## What you will do
Copy the records below in full and leave every image out of the copy.

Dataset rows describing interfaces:
BEGIN

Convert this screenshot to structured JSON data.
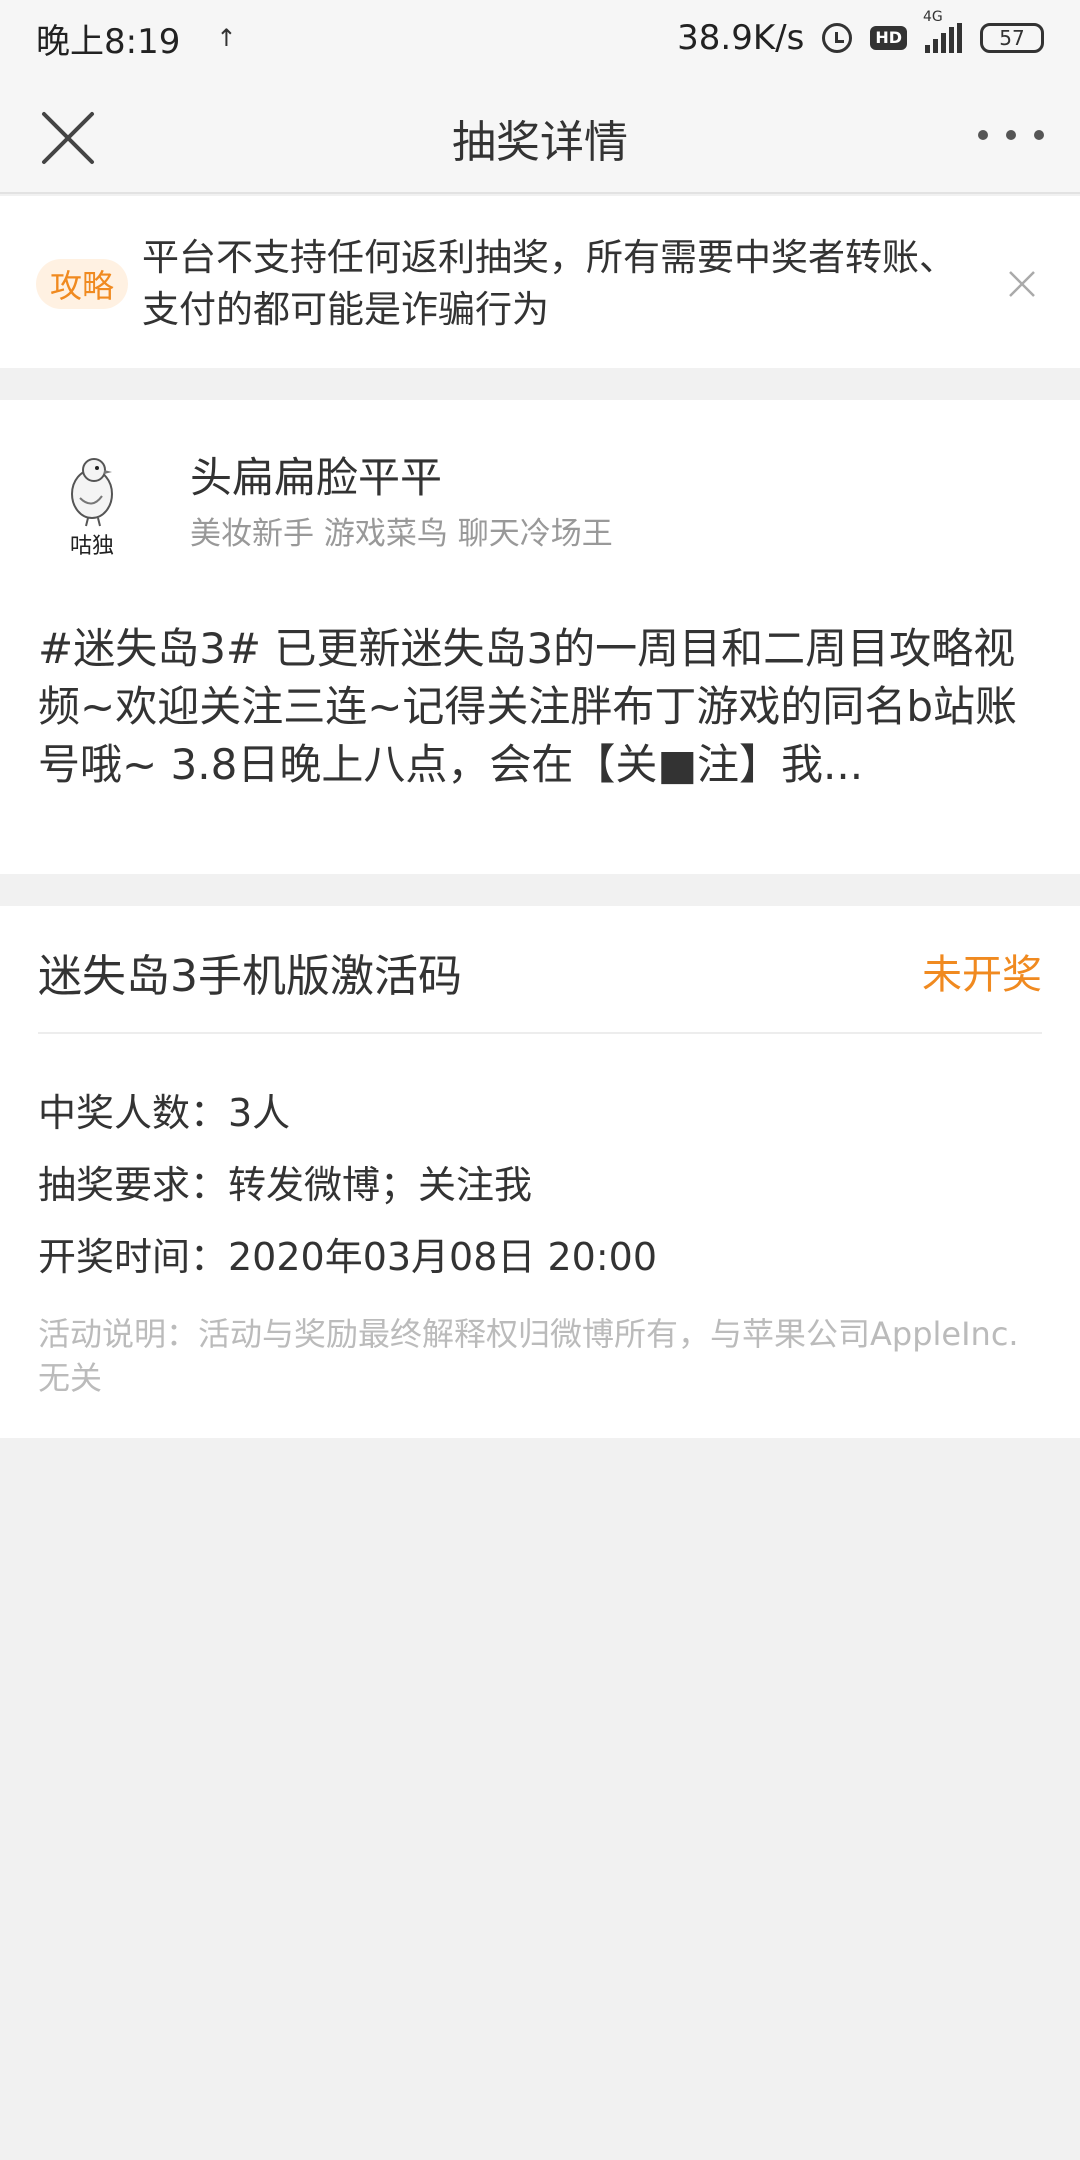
{
  "status_bar": {
    "time": "晚上8:19",
    "net_speed": "38.9K/s",
    "network_type": "4G",
    "battery": "57",
    "hd_label": "HD"
  },
  "nav": {
    "title": "抽奖详情"
  },
  "notice": {
    "tag": "攻略",
    "text": "平台不支持任何返利抽奖，所有需要中奖者转账、支付的都可能是诈骗行为"
  },
  "post": {
    "avatar_caption": "咕独",
    "user_name": "头扁扁脸平平",
    "user_tags": "美妆新手 游戏菜鸟 聊天冷场王",
    "content": "#迷失岛3# 已更新迷失岛3的一周目和二周目攻略视频~欢迎关注三连~记得关注胖布丁游戏的同名b站账号哦~ 3.8日晚上八点，会在【关■注】我..."
  },
  "lottery": {
    "prize_title": "迷失岛3手机版激活码",
    "status": "未开奖",
    "winners": "中奖人数：3人",
    "requirements": "抽奖要求：转发微博；关注我",
    "draw_time": "开奖时间：2020年03月08日 20:00",
    "note": "活动说明：活动与奖励最终解释权归微博所有，与苹果公司AppleInc.无关"
  },
  "colors": {
    "accent_orange": "#f08a20",
    "background_gray": "#f1f1f1",
    "muted_text": "#999999"
  }
}
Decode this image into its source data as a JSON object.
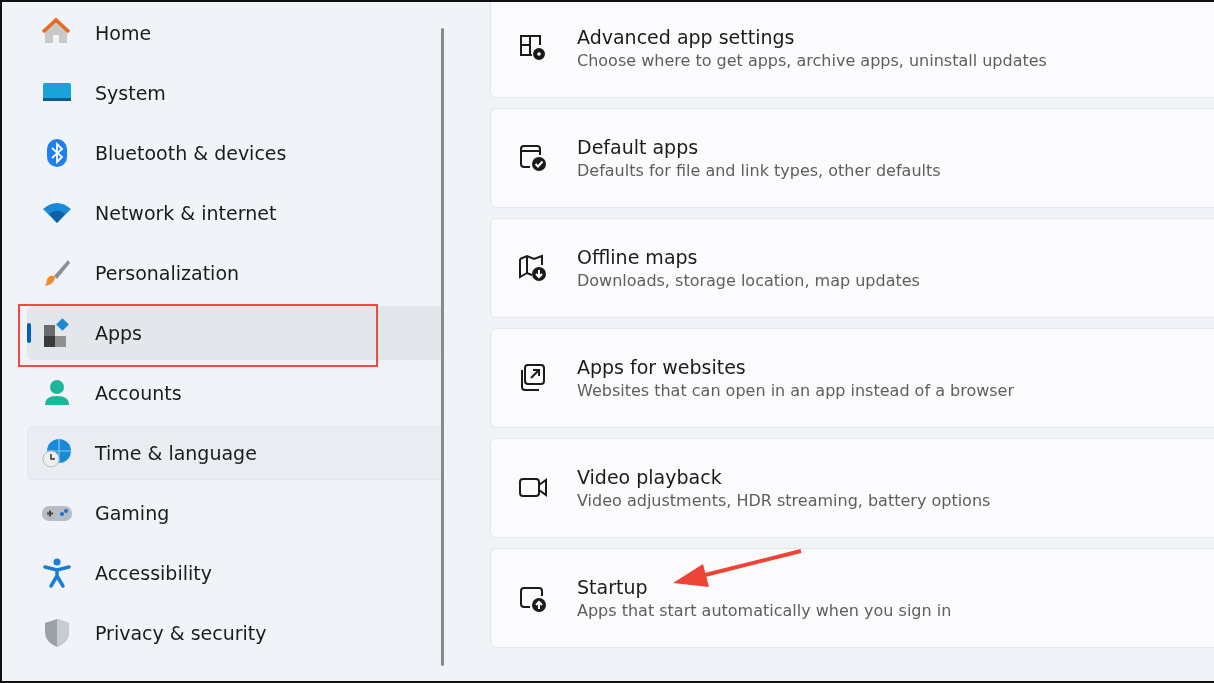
{
  "sidebar": {
    "items": [
      {
        "label": "Home",
        "selected": false,
        "hovered": false,
        "outlined": false
      },
      {
        "label": "System",
        "selected": false,
        "hovered": false,
        "outlined": false
      },
      {
        "label": "Bluetooth & devices",
        "selected": false,
        "hovered": false,
        "outlined": false
      },
      {
        "label": "Network & internet",
        "selected": false,
        "hovered": false,
        "outlined": false
      },
      {
        "label": "Personalization",
        "selected": false,
        "hovered": false,
        "outlined": false
      },
      {
        "label": "Apps",
        "selected": true,
        "hovered": false,
        "outlined": true
      },
      {
        "label": "Accounts",
        "selected": false,
        "hovered": false,
        "outlined": false
      },
      {
        "label": "Time & language",
        "selected": false,
        "hovered": true,
        "outlined": false
      },
      {
        "label": "Gaming",
        "selected": false,
        "hovered": false,
        "outlined": false
      },
      {
        "label": "Accessibility",
        "selected": false,
        "hovered": false,
        "outlined": false
      },
      {
        "label": "Privacy & security",
        "selected": false,
        "hovered": false,
        "outlined": false
      }
    ]
  },
  "settings": [
    {
      "title": "Advanced app settings",
      "description": "Choose where to get apps, archive apps, uninstall updates",
      "arrow": false
    },
    {
      "title": "Default apps",
      "description": "Defaults for file and link types, other defaults",
      "arrow": false
    },
    {
      "title": "Offline maps",
      "description": "Downloads, storage location, map updates",
      "arrow": false
    },
    {
      "title": "Apps for websites",
      "description": "Websites that can open in an app instead of a browser",
      "arrow": false
    },
    {
      "title": "Video playback",
      "description": "Video adjustments, HDR streaming, battery options",
      "arrow": false
    },
    {
      "title": "Startup",
      "description": "Apps that start automatically when you sign in",
      "arrow": true
    }
  ]
}
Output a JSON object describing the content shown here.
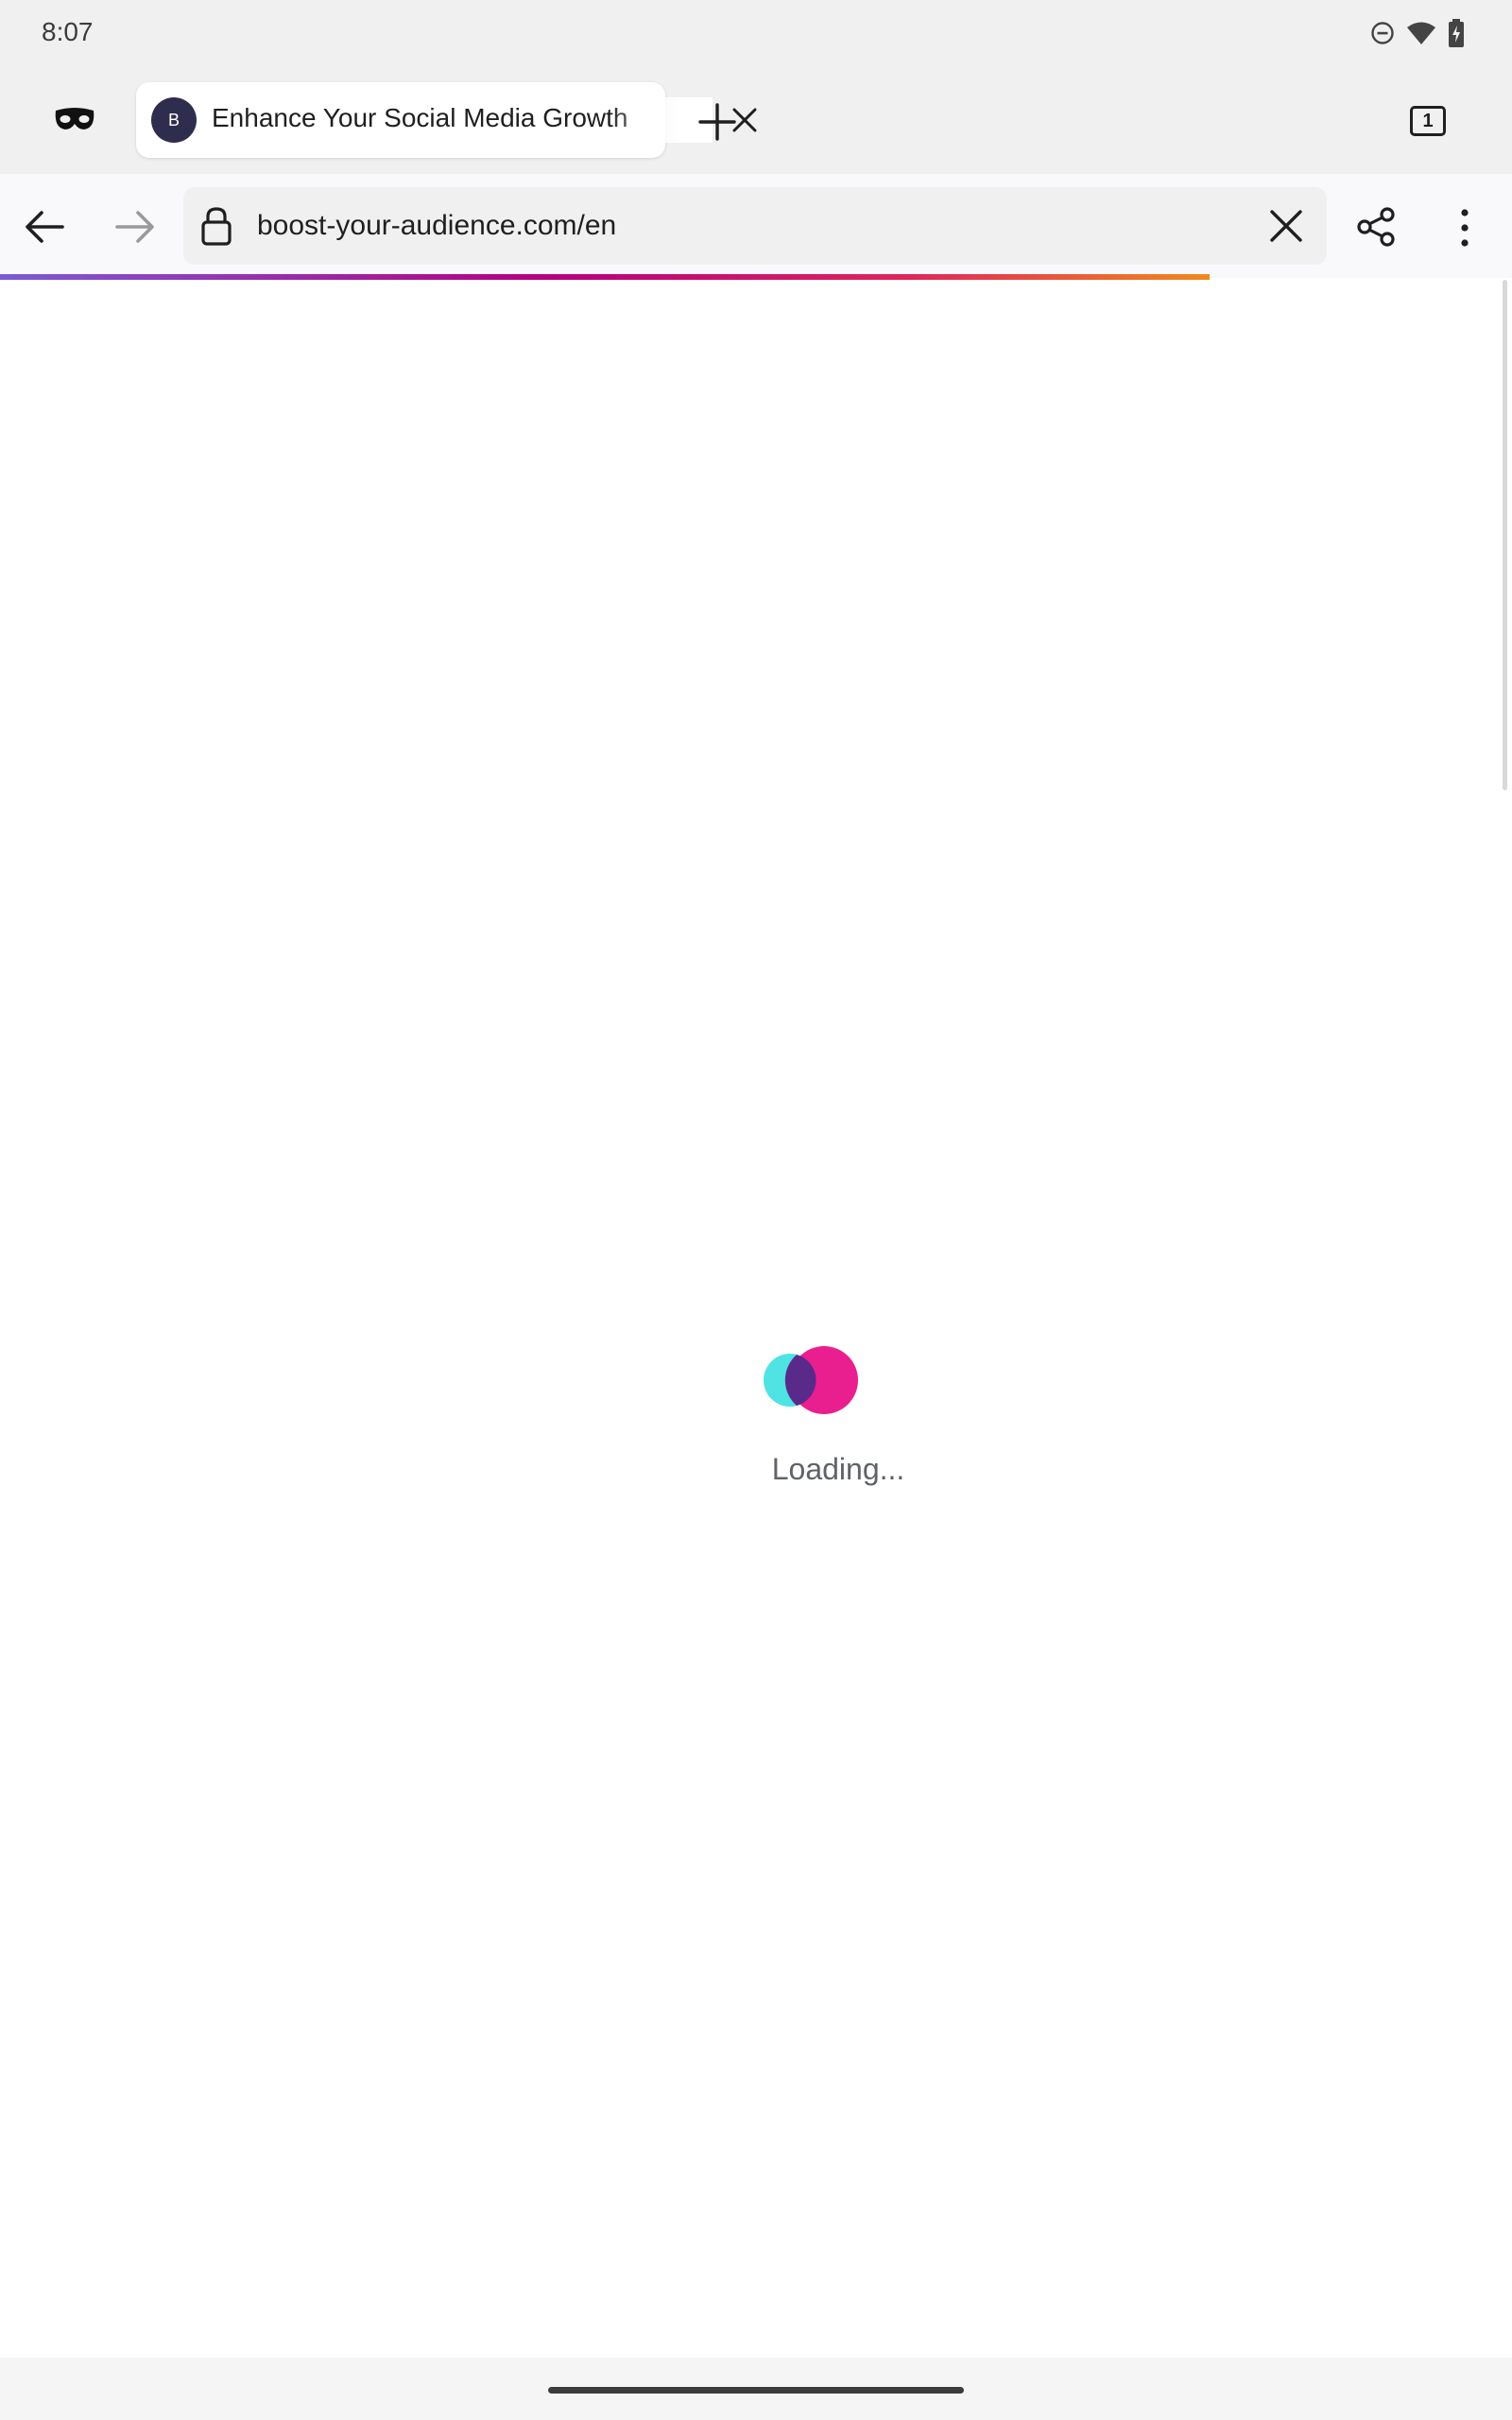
{
  "status_bar": {
    "time": "8:07",
    "icons": [
      "do-not-disturb-icon",
      "wifi-icon",
      "battery-charging-icon"
    ]
  },
  "tab_strip": {
    "private_mode_icon": "private-mask-icon",
    "active_tab": {
      "favicon_letter": "B",
      "title": "Enhance Your Social Media Growth"
    },
    "new_tab_icon": "plus-icon",
    "tab_count": "1"
  },
  "toolbar": {
    "url": "boost-your-audience.com/en",
    "icons": [
      "back-arrow-icon",
      "forward-arrow-icon",
      "lock-icon",
      "clear-icon",
      "share-icon",
      "more-vert-icon"
    ]
  },
  "page_load": {
    "progress_percent": 80,
    "progress_colors": [
      "#7b5bd6",
      "#b5007f",
      "#e0245c",
      "#f08a1c"
    ]
  },
  "content": {
    "loading_text": "Loading...",
    "loader_colors": {
      "left": "#4fe3e3",
      "right": "#ea1f8f",
      "overlap": "#5a2a8a"
    }
  }
}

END

## Response area
Convert this screenshot to structured JSON data.
{
  "status_bar": {
    "time": "晚上8:19",
    "net_speed": "38.9K/s",
    "network_type": "4G",
    "battery": "57",
    "hd_label": "HD"
  },
  "nav": {
    "title": "抽奖详情"
  },
  "notice": {
    "tag": "攻略",
    "text": "平台不支持任何返利抽奖，所有需要中奖者转账、支付的都可能是诈骗行为"
  },
  "post": {
    "avatar_caption": "咕独",
    "user_name": "头扁扁脸平平",
    "user_tags": "美妆新手 游戏菜鸟 聊天冷场王",
    "content": "#迷失岛3# 已更新迷失岛3的一周目和二周目攻略视频~欢迎关注三连~记得关注胖布丁游戏的同名b站账号哦~ 3.8日晚上八点，会在【关■注】我..."
  },
  "lottery": {
    "prize_title": "迷失岛3手机版激活码",
    "status": "未开奖",
    "winners": "中奖人数：3人",
    "requirements": "抽奖要求：转发微博；关注我",
    "draw_time": "开奖时间：2020年03月08日 20:00",
    "note": "活动说明：活动与奖励最终解释权归微博所有，与苹果公司AppleInc.无关"
  },
  "colors": {
    "accent_orange": "#f08a20",
    "background_gray": "#f1f1f1",
    "muted_text": "#999999"
  }
}
Decode this image into its source data as a JSON object.
{
  "sidebar": {
    "items": [
      {
        "label": "Home",
        "selected": false,
        "hovered": false,
        "outlined": false
      },
      {
        "label": "System",
        "selected": false,
        "hovered": false,
        "outlined": false
      },
      {
        "label": "Bluetooth & devices",
        "selected": false,
        "hovered": false,
        "outlined": false
      },
      {
        "label": "Network & internet",
        "selected": false,
        "hovered": false,
        "outlined": false
      },
      {
        "label": "Personalization",
        "selected": false,
        "hovered": false,
        "outlined": false
      },
      {
        "label": "Apps",
        "selected": true,
        "hovered": false,
        "outlined": true
      },
      {
        "label": "Accounts",
        "selected": false,
        "hovered": false,
        "outlined": false
      },
      {
        "label": "Time & language",
        "selected": false,
        "hovered": true,
        "outlined": false
      },
      {
        "label": "Gaming",
        "selected": false,
        "hovered": false,
        "outlined": false
      },
      {
        "label": "Accessibility",
        "selected": false,
        "hovered": false,
        "outlined": false
      },
      {
        "label": "Privacy & security",
        "selected": false,
        "hovered": false,
        "outlined": false
      }
    ]
  },
  "settings": [
    {
      "title": "Advanced app settings",
      "description": "Choose where to get apps, archive apps, uninstall updates",
      "arrow": false
    },
    {
      "title": "Default apps",
      "description": "Defaults for file and link types, other defaults",
      "arrow": false
    },
    {
      "title": "Offline maps",
      "description": "Downloads, storage location, map updates",
      "arrow": false
    },
    {
      "title": "Apps for websites",
      "description": "Websites that can open in an app instead of a browser",
      "arrow": false
    },
    {
      "title": "Video playback",
      "description": "Video adjustments, HDR streaming, battery options",
      "arrow": false
    },
    {
      "title": "Startup",
      "description": "Apps that start automatically when you sign in",
      "arrow": true
    }
  ]
}
Output a JSON object describing the content shown here.
{
  "status_bar": {
    "time": "8:07",
    "icons": [
      "do-not-disturb-icon",
      "wifi-icon",
      "battery-charging-icon"
    ]
  },
  "tab_strip": {
    "private_mode_icon": "private-mask-icon",
    "active_tab": {
      "favicon_letter": "B",
      "title": "Enhance Your Social Media Growth"
    },
    "new_tab_icon": "plus-icon",
    "tab_count": "1"
  },
  "toolbar": {
    "url": "boost-your-audience.com/en",
    "icons": [
      "back-arrow-icon",
      "forward-arrow-icon",
      "lock-icon",
      "clear-icon",
      "share-icon",
      "more-vert-icon"
    ]
  },
  "page_load": {
    "progress_percent": 80,
    "progress_colors": [
      "#7b5bd6",
      "#b5007f",
      "#e0245c",
      "#f08a1c"
    ]
  },
  "content": {
    "loading_text": "Loading...",
    "loader_colors": {
      "left": "#4fe3e3",
      "right": "#ea1f8f",
      "overlap": "#5a2a8a"
    }
  }
}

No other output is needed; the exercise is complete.